**Assignment**
Copy the data below in full, exactly as it appears.

**Interface dataset entries**
################
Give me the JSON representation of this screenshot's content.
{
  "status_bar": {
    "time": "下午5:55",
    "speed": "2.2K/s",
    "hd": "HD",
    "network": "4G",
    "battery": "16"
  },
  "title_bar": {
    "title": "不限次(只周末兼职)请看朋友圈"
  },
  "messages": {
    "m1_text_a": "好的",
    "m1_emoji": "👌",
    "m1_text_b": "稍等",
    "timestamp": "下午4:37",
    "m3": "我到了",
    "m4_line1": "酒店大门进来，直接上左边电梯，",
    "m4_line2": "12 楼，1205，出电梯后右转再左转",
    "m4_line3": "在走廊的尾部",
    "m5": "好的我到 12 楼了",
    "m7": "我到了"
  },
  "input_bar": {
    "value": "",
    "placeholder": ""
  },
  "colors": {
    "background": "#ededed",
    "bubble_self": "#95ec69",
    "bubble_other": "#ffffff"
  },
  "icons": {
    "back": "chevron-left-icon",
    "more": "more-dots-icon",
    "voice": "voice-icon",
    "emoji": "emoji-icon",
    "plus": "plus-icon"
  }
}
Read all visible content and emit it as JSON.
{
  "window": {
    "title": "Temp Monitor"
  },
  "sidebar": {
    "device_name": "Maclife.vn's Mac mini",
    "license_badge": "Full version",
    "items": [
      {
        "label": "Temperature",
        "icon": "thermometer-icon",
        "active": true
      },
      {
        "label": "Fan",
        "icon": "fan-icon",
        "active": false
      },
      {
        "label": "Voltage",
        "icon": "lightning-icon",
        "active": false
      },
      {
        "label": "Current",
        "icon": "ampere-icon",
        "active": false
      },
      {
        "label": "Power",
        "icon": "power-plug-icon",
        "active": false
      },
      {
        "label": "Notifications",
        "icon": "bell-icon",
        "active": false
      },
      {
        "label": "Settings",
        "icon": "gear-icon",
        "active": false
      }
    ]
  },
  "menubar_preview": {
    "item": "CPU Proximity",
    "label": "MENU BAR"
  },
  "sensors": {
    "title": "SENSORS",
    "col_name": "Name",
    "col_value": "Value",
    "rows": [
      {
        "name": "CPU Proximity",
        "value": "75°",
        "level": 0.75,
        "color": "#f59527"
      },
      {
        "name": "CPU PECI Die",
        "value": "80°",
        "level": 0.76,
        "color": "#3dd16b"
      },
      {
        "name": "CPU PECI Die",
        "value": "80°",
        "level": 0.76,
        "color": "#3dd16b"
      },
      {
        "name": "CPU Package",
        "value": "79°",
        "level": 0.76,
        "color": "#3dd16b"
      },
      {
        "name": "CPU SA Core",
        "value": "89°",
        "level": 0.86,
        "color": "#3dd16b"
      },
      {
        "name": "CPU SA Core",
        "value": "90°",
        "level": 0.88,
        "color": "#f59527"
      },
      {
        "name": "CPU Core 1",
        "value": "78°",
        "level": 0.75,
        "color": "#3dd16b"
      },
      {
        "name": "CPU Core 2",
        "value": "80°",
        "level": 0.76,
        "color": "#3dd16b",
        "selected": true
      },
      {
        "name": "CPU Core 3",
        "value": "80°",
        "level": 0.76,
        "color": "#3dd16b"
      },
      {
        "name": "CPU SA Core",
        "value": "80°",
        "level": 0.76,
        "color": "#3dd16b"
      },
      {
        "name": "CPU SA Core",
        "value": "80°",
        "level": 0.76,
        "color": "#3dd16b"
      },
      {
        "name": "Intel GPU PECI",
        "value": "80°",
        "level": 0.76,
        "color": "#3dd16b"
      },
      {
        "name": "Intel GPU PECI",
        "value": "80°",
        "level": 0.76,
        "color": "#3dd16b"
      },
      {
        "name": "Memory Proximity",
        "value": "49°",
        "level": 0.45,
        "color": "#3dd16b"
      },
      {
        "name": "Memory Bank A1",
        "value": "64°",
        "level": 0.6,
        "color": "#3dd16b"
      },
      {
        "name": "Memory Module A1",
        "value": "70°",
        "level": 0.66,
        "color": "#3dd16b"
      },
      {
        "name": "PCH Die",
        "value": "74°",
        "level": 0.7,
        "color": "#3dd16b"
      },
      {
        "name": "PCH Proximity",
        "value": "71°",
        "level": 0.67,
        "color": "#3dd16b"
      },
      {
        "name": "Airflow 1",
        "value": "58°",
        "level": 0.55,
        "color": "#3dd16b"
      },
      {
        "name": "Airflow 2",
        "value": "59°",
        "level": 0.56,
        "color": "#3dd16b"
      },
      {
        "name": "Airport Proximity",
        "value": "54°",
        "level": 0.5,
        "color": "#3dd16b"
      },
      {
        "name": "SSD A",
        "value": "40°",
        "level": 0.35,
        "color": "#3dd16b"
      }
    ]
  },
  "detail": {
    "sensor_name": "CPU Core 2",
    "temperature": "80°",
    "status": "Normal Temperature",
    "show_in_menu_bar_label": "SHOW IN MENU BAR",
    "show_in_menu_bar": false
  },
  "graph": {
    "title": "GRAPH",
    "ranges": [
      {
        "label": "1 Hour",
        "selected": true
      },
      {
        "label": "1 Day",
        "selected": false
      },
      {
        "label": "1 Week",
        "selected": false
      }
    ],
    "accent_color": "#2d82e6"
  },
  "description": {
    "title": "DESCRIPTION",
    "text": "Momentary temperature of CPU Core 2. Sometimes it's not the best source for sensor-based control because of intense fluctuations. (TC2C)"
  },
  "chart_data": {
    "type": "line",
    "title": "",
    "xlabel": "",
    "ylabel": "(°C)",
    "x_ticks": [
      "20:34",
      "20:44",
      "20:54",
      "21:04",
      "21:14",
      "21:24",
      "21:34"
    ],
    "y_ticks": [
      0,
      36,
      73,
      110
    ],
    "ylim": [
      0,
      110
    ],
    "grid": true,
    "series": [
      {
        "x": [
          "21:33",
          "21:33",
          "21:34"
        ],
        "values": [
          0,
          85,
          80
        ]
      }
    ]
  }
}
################
**Answer section**
Give me the JSON representation of this screenshot's content.
{
  "status_bar": {
    "time": "下午5:55",
    "speed": "2.2K/s",
    "hd": "HD",
    "network": "4G",
    "battery": "16"
  },
  "title_bar": {
    "title": "不限次(只周末兼职)请看朋友圈"
  },
  "messages": {
    "m1_text_a": "好的",
    "m1_emoji": "👌",
    "m1_text_b": "稍等",
    "timestamp": "下午4:37",
    "m3": "我到了",
    "m4_line1": "酒店大门进来，直接上左边电梯，",
    "m4_line2": "12 楼，1205，出电梯后右转再左转",
    "m4_line3": "在走廊的尾部",
    "m5": "好的我到 12 楼了",
    "m7": "我到了"
  },
  "input_bar": {
    "value": "",
    "placeholder": ""
  },
  "colors": {
    "background": "#ededed",
    "bubble_self": "#95ec69",
    "bubble_other": "#ffffff"
  },
  "icons": {
    "back": "chevron-left-icon",
    "more": "more-dots-icon",
    "voice": "voice-icon",
    "emoji": "emoji-icon",
    "plus": "plus-icon"
  }
}
Read all visible content and emit it as JSON.
{
  "window": {
    "title": "Temp Monitor"
  },
  "sidebar": {
    "device_name": "Maclife.vn's Mac mini",
    "license_badge": "Full version",
    "items": [
      {
        "label": "Temperature",
        "icon": "thermometer-icon",
        "active": true
      },
      {
        "label": "Fan",
        "icon": "fan-icon",
        "active": false
      },
      {
        "label": "Voltage",
        "icon": "lightning-icon",
        "active": false
      },
      {
        "label": "Current",
        "icon": "ampere-icon",
        "active": false
      },
      {
        "label": "Power",
        "icon": "power-plug-icon",
        "active": false
      },
      {
        "label": "Notifications",
        "icon": "bell-icon",
        "active": false
      },
      {
        "label": "Settings",
        "icon": "gear-icon",
        "active": false
      }
    ]
  },
  "menubar_preview": {
    "item": "CPU Proximity",
    "label": "MENU BAR"
  },
  "sensors": {
    "title": "SENSORS",
    "col_name": "Name",
    "col_value": "Value",
    "rows": [
      {
        "name": "CPU Proximity",
        "value": "75°",
        "level": 0.75,
        "color": "#f59527"
      },
      {
        "name": "CPU PECI Die",
        "value": "80°",
        "level": 0.76,
        "color": "#3dd16b"
      },
      {
        "name": "CPU PECI Die",
        "value": "80°",
        "level": 0.76,
        "color": "#3dd16b"
      },
      {
        "name": "CPU Package",
        "value": "79°",
        "level": 0.76,
        "color": "#3dd16b"
      },
      {
        "name": "CPU SA Core",
        "value": "89°",
        "level": 0.86,
        "color": "#3dd16b"
      },
      {
        "name": "CPU SA Core",
        "value": "90°",
        "level": 0.88,
        "color": "#f59527"
      },
      {
        "name": "CPU Core 1",
        "value": "78°",
        "level": 0.75,
        "color": "#3dd16b"
      },
      {
        "name": "CPU Core 2",
        "value": "80°",
        "level": 0.76,
        "color": "#3dd16b",
        "selected": true
      },
      {
        "name": "CPU Core 3",
        "value": "80°",
        "level": 0.76,
        "color": "#3dd16b"
      },
      {
        "name": "CPU SA Core",
        "value": "80°",
        "level": 0.76,
        "color": "#3dd16b"
      },
      {
        "name": "CPU SA Core",
        "value": "80°",
        "level": 0.76,
        "color": "#3dd16b"
      },
      {
        "name": "Intel GPU PECI",
        "value": "80°",
        "level": 0.76,
        "color": "#3dd16b"
      },
      {
        "name": "Intel GPU PECI",
        "value": "80°",
        "level": 0.76,
        "color": "#3dd16b"
      },
      {
        "name": "Memory Proximity",
        "value": "49°",
        "level": 0.45,
        "color": "#3dd16b"
      },
      {
        "name": "Memory Bank A1",
        "value": "64°",
        "level": 0.6,
        "color": "#3dd16b"
      },
      {
        "name": "Memory Module A1",
        "value": "70°",
        "level": 0.66,
        "color": "#3dd16b"
      },
      {
        "name": "PCH Die",
        "value": "74°",
        "level": 0.7,
        "color": "#3dd16b"
      },
      {
        "name": "PCH Proximity",
        "value": "71°",
        "level": 0.67,
        "color": "#3dd16b"
      },
      {
        "name": "Airflow 1",
        "value": "58°",
        "level": 0.55,
        "color": "#3dd16b"
      },
      {
        "name": "Airflow 2",
        "value": "59°",
        "level": 0.56,
        "color": "#3dd16b"
      },
      {
        "name": "Airport Proximity",
        "value": "54°",
        "level": 0.5,
        "color": "#3dd16b"
      },
      {
        "name": "SSD A",
        "value": "40°",
        "level": 0.35,
        "color": "#3dd16b"
      }
    ]
  },
  "detail": {
    "sensor_name": "CPU Core 2",
    "temperature": "80°",
    "status": "Normal Temperature",
    "show_in_menu_bar_label": "SHOW IN MENU BAR",
    "show_in_menu_bar": false
  },
  "graph": {
    "title": "GRAPH",
    "ranges": [
      {
        "label": "1 Hour",
        "selected": true
      },
      {
        "label": "1 Day",
        "selected": false
      },
      {
        "label": "1 Week",
        "selected": false
      }
    ],
    "accent_color": "#2d82e6"
  },
  "description": {
    "title": "DESCRIPTION",
    "text": "Momentary temperature of CPU Core 2. Sometimes it's not the best source for sensor-based control because of intense fluctuations. (TC2C)"
  },
  "chart_data": {
    "type": "line",
    "title": "",
    "xlabel": "",
    "ylabel": "(°C)",
    "x_ticks": [
      "20:34",
      "20:44",
      "20:54",
      "21:04",
      "21:14",
      "21:24",
      "21:34"
    ],
    "y_ticks": [
      0,
      36,
      73,
      110
    ],
    "ylim": [
      0,
      110
    ],
    "grid": true,
    "series": [
      {
        "x": [
          "21:33",
          "21:33",
          "21:34"
        ],
        "values": [
          0,
          85,
          80
        ]
      }
    ]
  }
}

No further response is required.